## Task to carry out
This task is to restate all of the entries exactly.

## Records supplied
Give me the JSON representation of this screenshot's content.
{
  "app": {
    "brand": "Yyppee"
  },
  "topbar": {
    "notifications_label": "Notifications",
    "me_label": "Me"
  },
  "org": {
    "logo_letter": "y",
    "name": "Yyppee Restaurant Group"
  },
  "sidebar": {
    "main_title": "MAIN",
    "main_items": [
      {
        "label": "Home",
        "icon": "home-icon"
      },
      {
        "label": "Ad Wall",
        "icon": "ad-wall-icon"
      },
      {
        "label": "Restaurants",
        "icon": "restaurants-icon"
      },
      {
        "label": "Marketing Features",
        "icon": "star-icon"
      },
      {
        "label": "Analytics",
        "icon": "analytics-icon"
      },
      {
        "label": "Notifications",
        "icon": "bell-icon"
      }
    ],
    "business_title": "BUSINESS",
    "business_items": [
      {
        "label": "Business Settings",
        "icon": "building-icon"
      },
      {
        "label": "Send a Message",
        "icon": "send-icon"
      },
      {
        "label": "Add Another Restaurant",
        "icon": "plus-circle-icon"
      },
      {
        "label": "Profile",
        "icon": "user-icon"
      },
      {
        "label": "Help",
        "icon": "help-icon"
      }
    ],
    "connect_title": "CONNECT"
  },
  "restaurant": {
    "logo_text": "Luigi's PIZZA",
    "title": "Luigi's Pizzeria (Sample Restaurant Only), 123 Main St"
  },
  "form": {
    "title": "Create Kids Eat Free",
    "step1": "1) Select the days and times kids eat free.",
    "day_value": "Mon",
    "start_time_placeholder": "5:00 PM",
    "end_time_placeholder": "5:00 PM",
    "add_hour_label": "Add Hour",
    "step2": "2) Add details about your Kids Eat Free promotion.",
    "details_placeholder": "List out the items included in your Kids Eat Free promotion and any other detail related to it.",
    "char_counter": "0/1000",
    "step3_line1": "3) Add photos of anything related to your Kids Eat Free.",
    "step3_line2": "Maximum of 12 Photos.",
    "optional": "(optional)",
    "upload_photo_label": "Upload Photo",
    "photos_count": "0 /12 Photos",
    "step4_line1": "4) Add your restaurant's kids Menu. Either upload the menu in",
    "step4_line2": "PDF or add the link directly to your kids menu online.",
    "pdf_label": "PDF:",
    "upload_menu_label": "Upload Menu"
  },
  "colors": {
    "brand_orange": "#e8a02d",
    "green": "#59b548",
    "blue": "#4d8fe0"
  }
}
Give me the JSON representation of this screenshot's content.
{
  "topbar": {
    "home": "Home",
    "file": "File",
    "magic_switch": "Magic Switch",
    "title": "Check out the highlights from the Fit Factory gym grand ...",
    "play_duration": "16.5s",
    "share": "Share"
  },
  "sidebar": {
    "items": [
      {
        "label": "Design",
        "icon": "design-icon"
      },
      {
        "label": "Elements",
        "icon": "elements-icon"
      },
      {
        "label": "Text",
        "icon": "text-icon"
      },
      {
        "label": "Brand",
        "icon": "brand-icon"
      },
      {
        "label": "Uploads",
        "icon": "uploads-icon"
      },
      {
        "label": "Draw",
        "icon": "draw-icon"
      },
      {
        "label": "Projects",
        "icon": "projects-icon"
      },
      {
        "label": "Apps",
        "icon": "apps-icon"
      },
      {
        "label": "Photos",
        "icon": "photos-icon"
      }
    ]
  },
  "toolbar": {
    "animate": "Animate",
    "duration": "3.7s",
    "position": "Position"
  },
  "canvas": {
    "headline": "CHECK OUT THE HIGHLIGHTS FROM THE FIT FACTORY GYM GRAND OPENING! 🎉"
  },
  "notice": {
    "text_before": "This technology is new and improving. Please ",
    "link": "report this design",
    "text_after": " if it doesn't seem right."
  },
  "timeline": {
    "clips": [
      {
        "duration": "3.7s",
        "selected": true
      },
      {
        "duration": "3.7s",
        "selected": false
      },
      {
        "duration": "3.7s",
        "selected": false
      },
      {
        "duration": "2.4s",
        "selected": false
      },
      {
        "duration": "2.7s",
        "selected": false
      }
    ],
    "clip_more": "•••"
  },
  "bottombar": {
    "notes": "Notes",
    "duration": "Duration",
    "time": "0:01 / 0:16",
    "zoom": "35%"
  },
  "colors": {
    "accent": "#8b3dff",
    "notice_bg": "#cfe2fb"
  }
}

## Reply to the exercise
Give me the JSON representation of this screenshot's content.
{
  "app": {
    "brand": "Yyppee"
  },
  "topbar": {
    "notifications_label": "Notifications",
    "me_label": "Me"
  },
  "org": {
    "logo_letter": "y",
    "name": "Yyppee Restaurant Group"
  },
  "sidebar": {
    "main_title": "MAIN",
    "main_items": [
      {
        "label": "Home",
        "icon": "home-icon"
      },
      {
        "label": "Ad Wall",
        "icon": "ad-wall-icon"
      },
      {
        "label": "Restaurants",
        "icon": "restaurants-icon"
      },
      {
        "label": "Marketing Features",
        "icon": "star-icon"
      },
      {
        "label": "Analytics",
        "icon": "analytics-icon"
      },
      {
        "label": "Notifications",
        "icon": "bell-icon"
      }
    ],
    "business_title": "BUSINESS",
    "business_items": [
      {
        "label": "Business Settings",
        "icon": "building-icon"
      },
      {
        "label": "Send a Message",
        "icon": "send-icon"
      },
      {
        "label": "Add Another Restaurant",
        "icon": "plus-circle-icon"
      },
      {
        "label": "Profile",
        "icon": "user-icon"
      },
      {
        "label": "Help",
        "icon": "help-icon"
      }
    ],
    "connect_title": "CONNECT"
  },
  "restaurant": {
    "logo_text": "Luigi's PIZZA",
    "title": "Luigi's Pizzeria (Sample Restaurant Only), 123 Main St"
  },
  "form": {
    "title": "Create Kids Eat Free",
    "step1": "1) Select the days and times kids eat free.",
    "day_value": "Mon",
    "start_time_placeholder": "5:00 PM",
    "end_time_placeholder": "5:00 PM",
    "add_hour_label": "Add Hour",
    "step2": "2) Add details about your Kids Eat Free promotion.",
    "details_placeholder": "List out the items included in your Kids Eat Free promotion and any other detail related to it.",
    "char_counter": "0/1000",
    "step3_line1": "3) Add photos of anything related to your Kids Eat Free.",
    "step3_line2": "Maximum of 12 Photos.",
    "optional": "(optional)",
    "upload_photo_label": "Upload Photo",
    "photos_count": "0 /12 Photos",
    "step4_line1": "4) Add your restaurant's kids Menu. Either upload the menu in",
    "step4_line2": "PDF or add the link directly to your kids menu online.",
    "pdf_label": "PDF:",
    "upload_menu_label": "Upload Menu"
  },
  "colors": {
    "brand_orange": "#e8a02d",
    "green": "#59b548",
    "blue": "#4d8fe0"
  }
}
Give me the JSON representation of this screenshot's content.
{
  "topbar": {
    "home": "Home",
    "file": "File",
    "magic_switch": "Magic Switch",
    "title": "Check out the highlights from the Fit Factory gym grand ...",
    "play_duration": "16.5s",
    "share": "Share"
  },
  "sidebar": {
    "items": [
      {
        "label": "Design",
        "icon": "design-icon"
      },
      {
        "label": "Elements",
        "icon": "elements-icon"
      },
      {
        "label": "Text",
        "icon": "text-icon"
      },
      {
        "label": "Brand",
        "icon": "brand-icon"
      },
      {
        "label": "Uploads",
        "icon": "uploads-icon"
      },
      {
        "label": "Draw",
        "icon": "draw-icon"
      },
      {
        "label": "Projects",
        "icon": "projects-icon"
      },
      {
        "label": "Apps",
        "icon": "apps-icon"
      },
      {
        "label": "Photos",
        "icon": "photos-icon"
      }
    ]
  },
  "toolbar": {
    "animate": "Animate",
    "duration": "3.7s",
    "position": "Position"
  },
  "canvas": {
    "headline": "CHECK OUT THE HIGHLIGHTS FROM THE FIT FACTORY GYM GRAND OPENING! 🎉"
  },
  "notice": {
    "text_before": "This technology is new and improving. Please ",
    "link": "report this design",
    "text_after": " if it doesn't seem right."
  },
  "timeline": {
    "clips": [
      {
        "duration": "3.7s",
        "selected": true
      },
      {
        "duration": "3.7s",
        "selected": false
      },
      {
        "duration": "3.7s",
        "selected": false
      },
      {
        "duration": "2.4s",
        "selected": false
      },
      {
        "duration": "2.7s",
        "selected": false
      }
    ],
    "clip_more": "•••"
  },
  "bottombar": {
    "notes": "Notes",
    "duration": "Duration",
    "time": "0:01 / 0:16",
    "zoom": "35%"
  },
  "colors": {
    "accent": "#8b3dff",
    "notice_bg": "#cfe2fb"
  }
}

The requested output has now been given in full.